__TRY IT__: Read through the lines below and copy the ones holding the string "true".

Dataset rows for apps and sites:
╔══
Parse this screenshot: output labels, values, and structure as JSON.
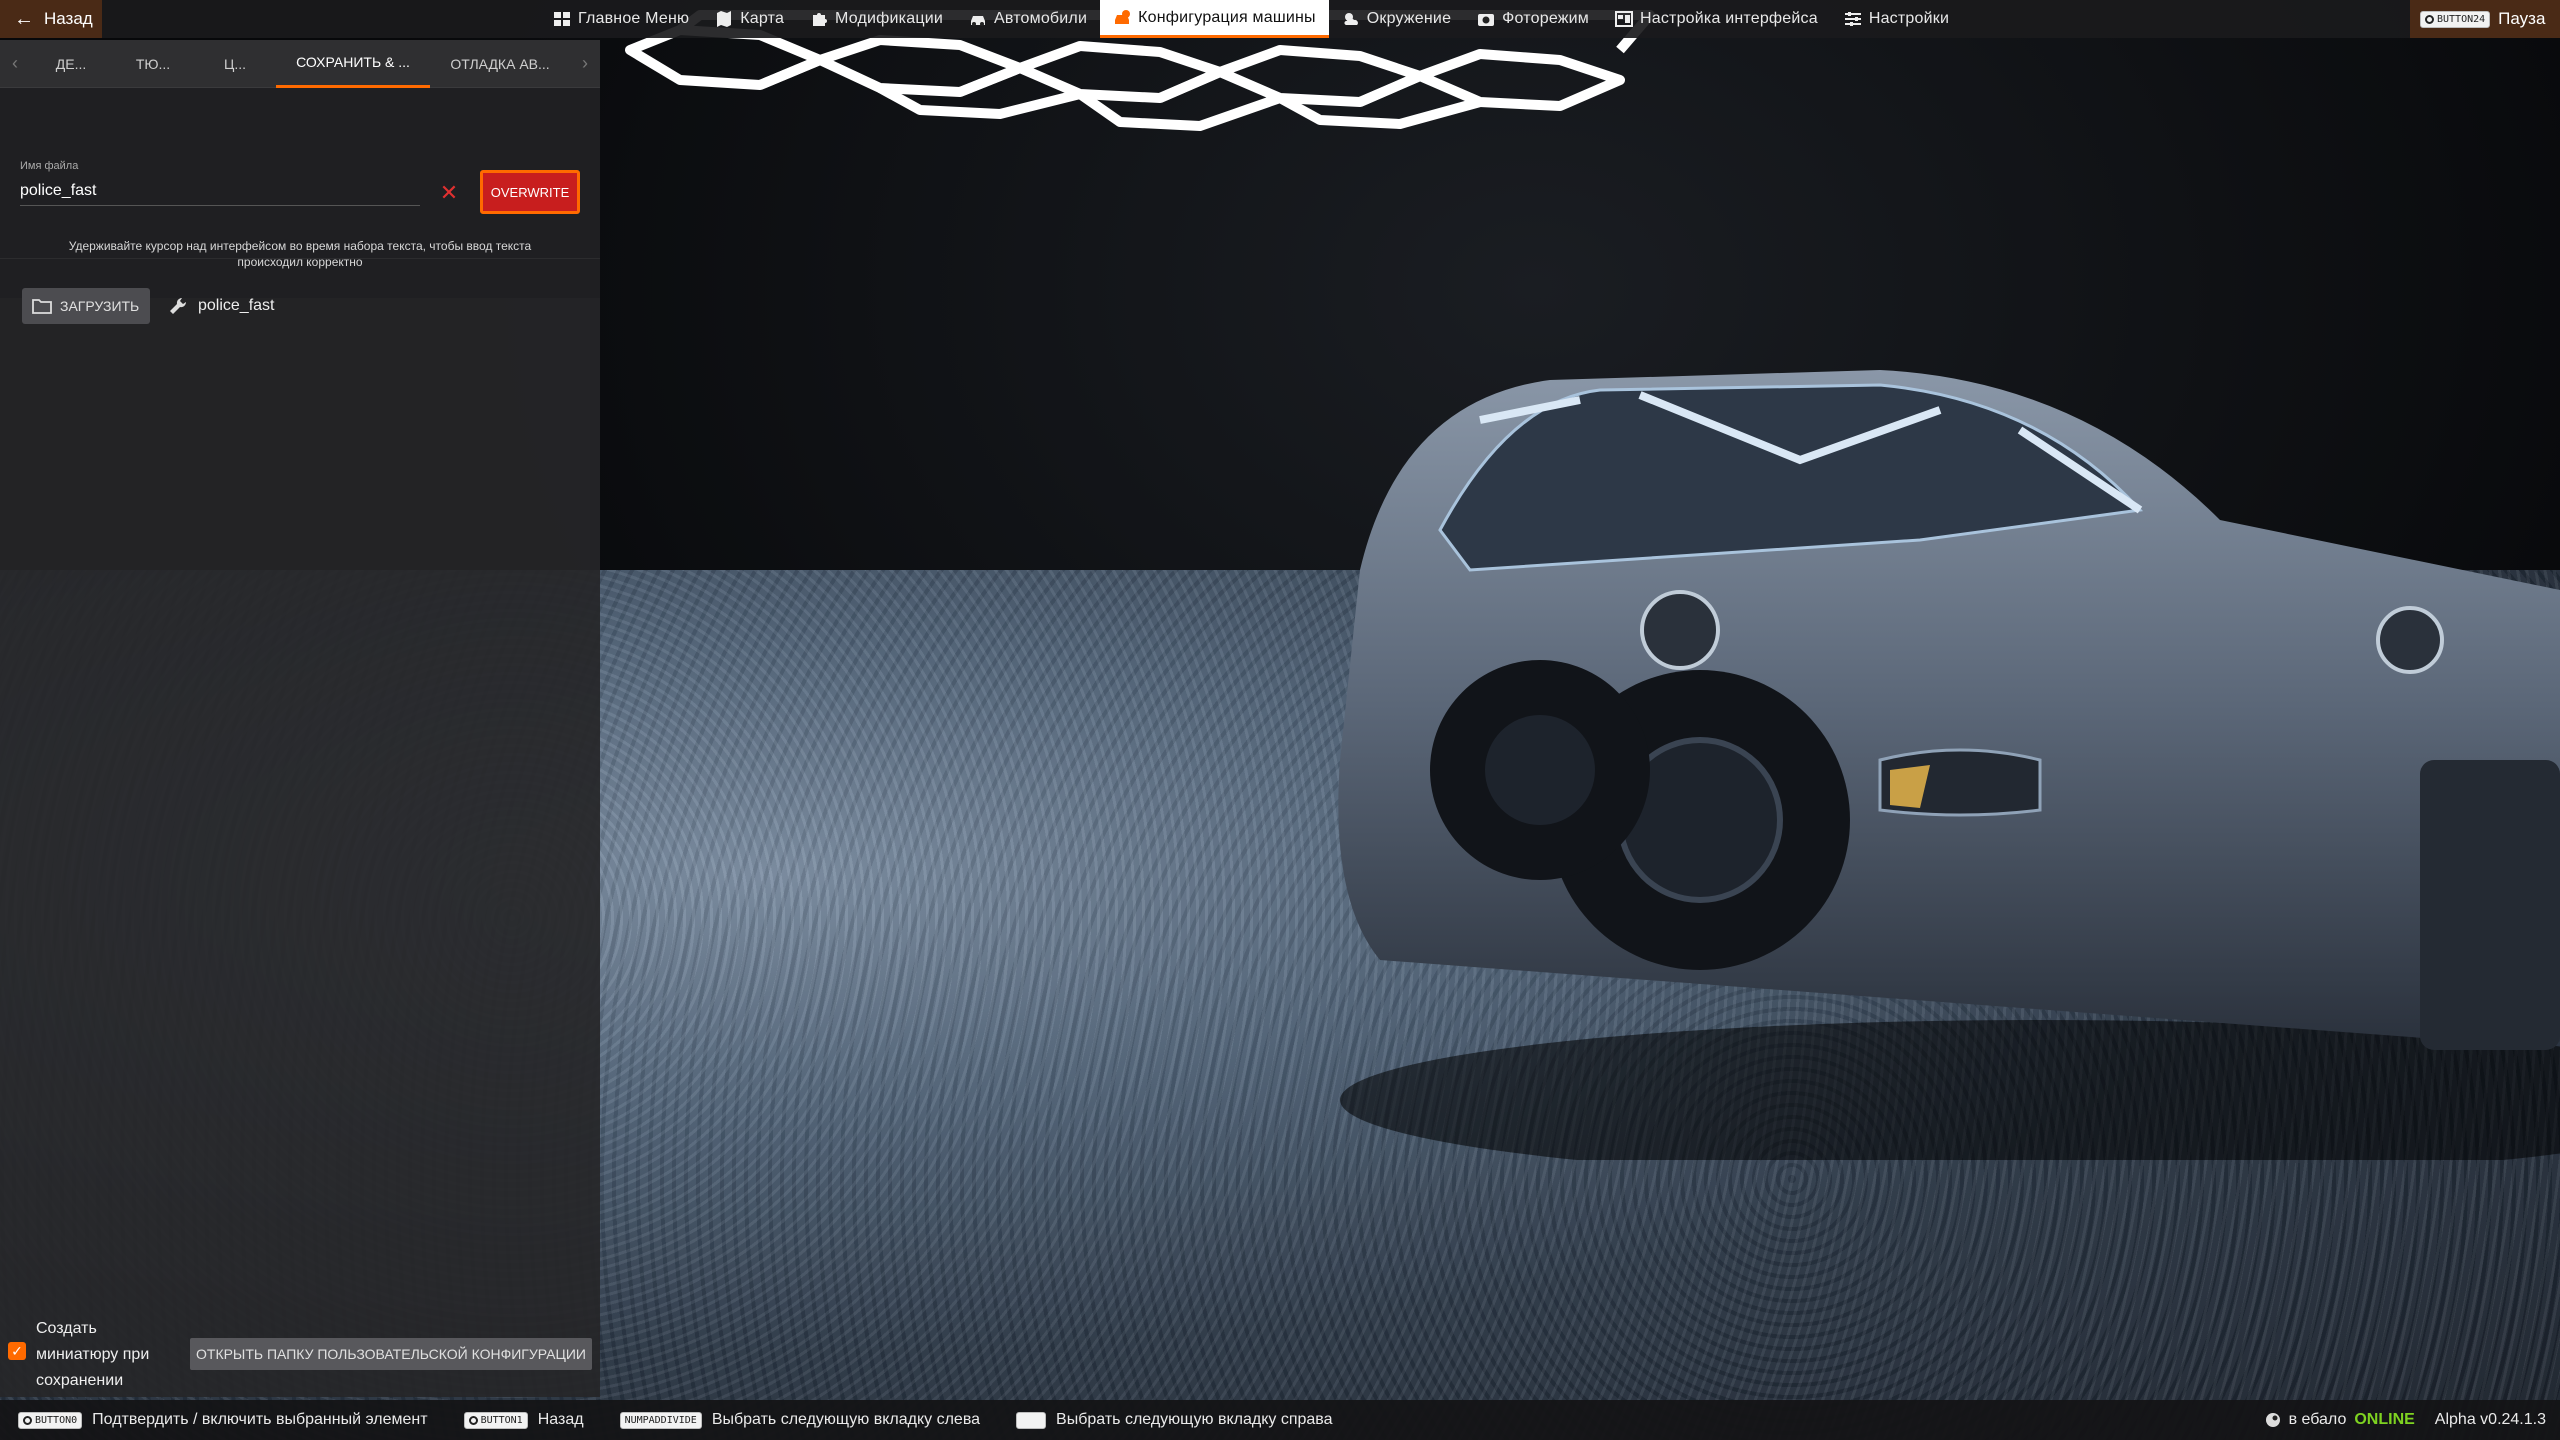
{
  "topbar": {
    "back_label": "Назад",
    "pause_key": "BUTTON24",
    "pause_label": "Пауза",
    "menu": [
      {
        "label": "Главное Меню",
        "icon": "main-menu-icon"
      },
      {
        "label": "Карта",
        "icon": "map-icon"
      },
      {
        "label": "Модификации",
        "icon": "puzzle-icon"
      },
      {
        "label": "Автомобили",
        "icon": "car-icon"
      },
      {
        "label": "Конфигурация машины",
        "icon": "car-config-icon",
        "active": true
      },
      {
        "label": "Окружение",
        "icon": "weather-icon"
      },
      {
        "label": "Фоторежим",
        "icon": "camera-icon"
      },
      {
        "label": "Настройка интерфейса",
        "icon": "ui-layout-icon"
      },
      {
        "label": "Настройки",
        "icon": "sliders-icon"
      }
    ]
  },
  "panel": {
    "tabs": [
      "ДЕ...",
      "ТЮ...",
      "Ц...",
      "СОХРАНИТЬ & ...",
      "ОТЛАДКА АВ..."
    ],
    "active_tab": 3,
    "file": {
      "label": "Имя файла",
      "value": "police_fast",
      "overwrite_label": "OVERWRITE",
      "hint": "Удерживайте курсор над интерфейсом во время набора текста, чтобы ввод текста происходил корректно"
    },
    "load": {
      "button_label": "ЗАГРУЗИТЬ",
      "configs": [
        "police_fast"
      ]
    },
    "bottom": {
      "thumbnail_label": "Создать миниатюру при сохранении",
      "thumbnail_checked": true,
      "open_folder_label": "ОТКРЫТЬ ПАПКУ ПОЛЬЗОВАТЕЛЬСКОЙ КОНФИГУРАЦИИ"
    }
  },
  "statusbar": {
    "hints": [
      {
        "key": "BUTTON0",
        "label": "Подтвердить / включить выбранный элемент"
      },
      {
        "key": "BUTTON1",
        "label": "Назад"
      },
      {
        "key": "NUMPADDIVIDE",
        "label": "Выбрать следующую вкладку слева"
      },
      {
        "key": "",
        "label": "Выбрать следующую вкладку справа"
      }
    ],
    "online_prefix": "в ебало",
    "online_status": "ONLINE",
    "version": "Alpha v0.24.1.3"
  },
  "colors": {
    "accent": "#ff6a00",
    "overwrite": "#c81e1e",
    "online": "#7ed321"
  }
}
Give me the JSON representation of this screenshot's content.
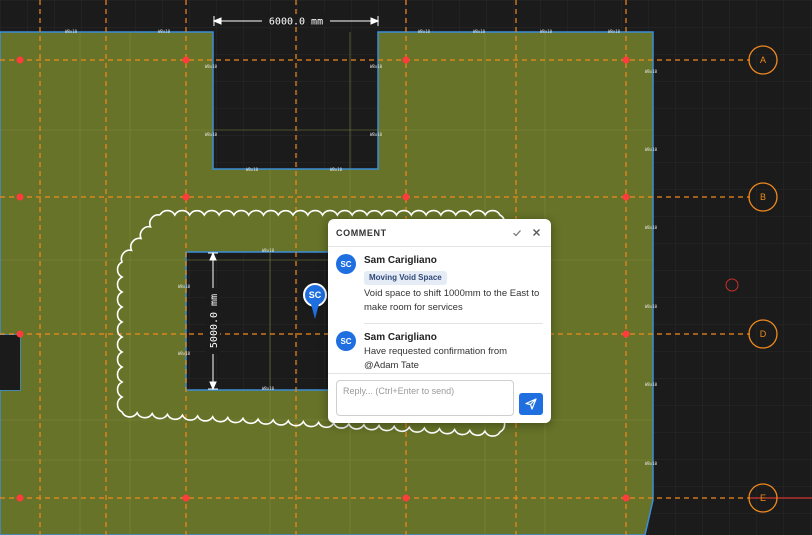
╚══
__TASK ANSWER__:
        "active": true
      "thumbnail_checked": true,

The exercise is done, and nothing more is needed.